Luther’s doubt and despair over his inability to please God according to the nominalism, a medieval school of thought teaching that good works through the Church would please God, continued to vex his conscience and question the true meaning of Christianity, all the more fueled by his study of scripture in its original language. Luther’s indignation at the dogmas ruling over Christianity not the Gospels alone in its original text resulted in the famous 95 Theses opposing the Church’s sale of indulgences on a variety of grounds nailed to the door of All Saints’ Church in Withenberg, which ignited embers of the Reformation especially against Church of Rome. Surely, that the papacy was secular, not divinely appointed was to infuriate the Church and excommunicate him. Notwithstanding the mortal threats from his foes, Luther was a man of convictions and successfully led the Reformation movement with a group of his followers. Be he ever imperfect, Luther was also a generous and kind man who cared for orphans and the sick even by lodging them in his house. Furthermore, Luther helped a group of nuns escape from a convent in 1523 during the Reformation and married Katharina von Bora, one of the escaped nuns without home and family whom Luther affectionately called, “My lord.”

In the eyes of Rome, Luther might be an infidel heretic to be condemned in the Sixth Circle of Inferno, but he was more of humanistic thinker, a pioneer educator putting his ideas into actions to upend the fallacies of the ecclesiastical bureaucracy and its practices under the pretext of redemption of fallen souls and blessing of celestial graces through the Church that had already become corrupt with the cardinal sins. What distinguishes Luther from other religious leaders is his role as a public activist, advocating church reform based on Christian freedom and the message of the Gospel in scripture without resorting to the use of violence because it was not of Christian conduct. He worked on the vernacular bible based on Erasmus’s recent edition of the New Testament in its original Greek by transcribing into German word by word without the use of commentaries in order that his translation would be accessible to the public and convey the contexts as truthfully as possible to the original. Also, Luther encouraged medieval German’s history of folk hymns in the vernacular during mass by rewriting the hymns himself, one of which was famed “A mighty fortress is our God.”
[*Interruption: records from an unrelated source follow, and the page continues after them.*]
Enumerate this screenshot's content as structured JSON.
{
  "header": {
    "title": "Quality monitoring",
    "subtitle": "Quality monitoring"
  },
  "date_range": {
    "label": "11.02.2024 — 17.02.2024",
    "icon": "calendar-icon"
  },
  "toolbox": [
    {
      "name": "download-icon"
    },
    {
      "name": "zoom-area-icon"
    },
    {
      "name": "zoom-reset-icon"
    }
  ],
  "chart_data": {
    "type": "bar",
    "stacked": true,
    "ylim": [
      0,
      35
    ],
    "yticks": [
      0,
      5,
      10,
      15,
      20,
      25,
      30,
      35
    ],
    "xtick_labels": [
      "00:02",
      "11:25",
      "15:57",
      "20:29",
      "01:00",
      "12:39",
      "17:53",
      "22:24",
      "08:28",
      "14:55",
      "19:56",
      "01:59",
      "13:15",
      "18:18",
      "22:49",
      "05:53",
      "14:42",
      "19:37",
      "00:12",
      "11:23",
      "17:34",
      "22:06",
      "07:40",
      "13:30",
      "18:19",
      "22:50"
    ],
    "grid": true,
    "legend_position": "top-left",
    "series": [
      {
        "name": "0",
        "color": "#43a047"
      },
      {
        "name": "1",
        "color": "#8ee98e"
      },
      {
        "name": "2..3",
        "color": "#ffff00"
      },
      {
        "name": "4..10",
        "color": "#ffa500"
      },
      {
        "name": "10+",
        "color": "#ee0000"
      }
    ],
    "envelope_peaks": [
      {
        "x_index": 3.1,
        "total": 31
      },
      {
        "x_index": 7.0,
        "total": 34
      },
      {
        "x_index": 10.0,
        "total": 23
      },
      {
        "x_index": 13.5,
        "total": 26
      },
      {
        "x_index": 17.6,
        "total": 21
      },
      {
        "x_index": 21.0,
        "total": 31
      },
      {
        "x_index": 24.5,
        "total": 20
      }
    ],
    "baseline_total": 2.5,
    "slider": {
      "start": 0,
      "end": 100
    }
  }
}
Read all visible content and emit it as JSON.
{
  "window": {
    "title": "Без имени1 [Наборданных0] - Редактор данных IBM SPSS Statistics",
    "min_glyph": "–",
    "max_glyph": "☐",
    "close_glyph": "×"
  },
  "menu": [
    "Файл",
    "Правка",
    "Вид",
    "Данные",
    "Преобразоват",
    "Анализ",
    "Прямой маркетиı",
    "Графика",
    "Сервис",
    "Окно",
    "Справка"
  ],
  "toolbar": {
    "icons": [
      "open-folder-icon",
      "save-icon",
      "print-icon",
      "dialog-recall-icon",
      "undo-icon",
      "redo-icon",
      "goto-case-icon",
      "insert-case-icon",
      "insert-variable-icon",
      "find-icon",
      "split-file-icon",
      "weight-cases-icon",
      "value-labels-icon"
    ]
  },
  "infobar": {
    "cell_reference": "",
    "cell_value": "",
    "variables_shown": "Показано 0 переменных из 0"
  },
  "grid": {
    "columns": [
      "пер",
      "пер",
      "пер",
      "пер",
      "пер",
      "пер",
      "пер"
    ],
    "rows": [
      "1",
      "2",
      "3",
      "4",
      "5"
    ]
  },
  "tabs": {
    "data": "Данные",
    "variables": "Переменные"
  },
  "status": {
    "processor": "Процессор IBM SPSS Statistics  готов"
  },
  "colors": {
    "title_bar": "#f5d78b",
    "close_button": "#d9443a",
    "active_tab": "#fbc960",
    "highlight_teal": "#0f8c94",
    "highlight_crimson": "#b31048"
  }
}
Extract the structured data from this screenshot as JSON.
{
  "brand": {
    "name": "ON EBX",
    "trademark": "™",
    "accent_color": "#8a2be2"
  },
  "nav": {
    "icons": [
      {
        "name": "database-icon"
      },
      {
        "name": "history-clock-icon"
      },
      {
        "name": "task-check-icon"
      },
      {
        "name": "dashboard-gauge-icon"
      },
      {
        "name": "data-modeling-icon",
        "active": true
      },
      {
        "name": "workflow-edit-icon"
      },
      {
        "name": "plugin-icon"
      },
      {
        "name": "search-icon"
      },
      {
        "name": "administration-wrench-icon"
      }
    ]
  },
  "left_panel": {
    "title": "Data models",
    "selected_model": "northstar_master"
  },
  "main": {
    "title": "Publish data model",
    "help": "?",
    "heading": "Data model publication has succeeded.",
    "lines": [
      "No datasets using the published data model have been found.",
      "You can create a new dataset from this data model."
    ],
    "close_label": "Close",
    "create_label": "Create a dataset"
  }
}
To encapsulate, the achievements of Luther that have influenced our modern way of thinking appertain to education of minds of people on the ground of individualism which are: (1) examination of each Christian’s conscience; (2) the sufficiency of scripture alone as the bedrock of Protestant church tenets; (3) building a direct relationship to God through only Christ, not through a priest; (4) active participation of laypersons in church worship; (5) emphasis on grace, forgiveness, and salvation by faith alone; and (6) the use of hymns in the vernacular for the mass. Had it not been for Luther’s pyrrhic vanguard of the Reformation movement, Europe would have still remained in the medieval mode of thinking and living.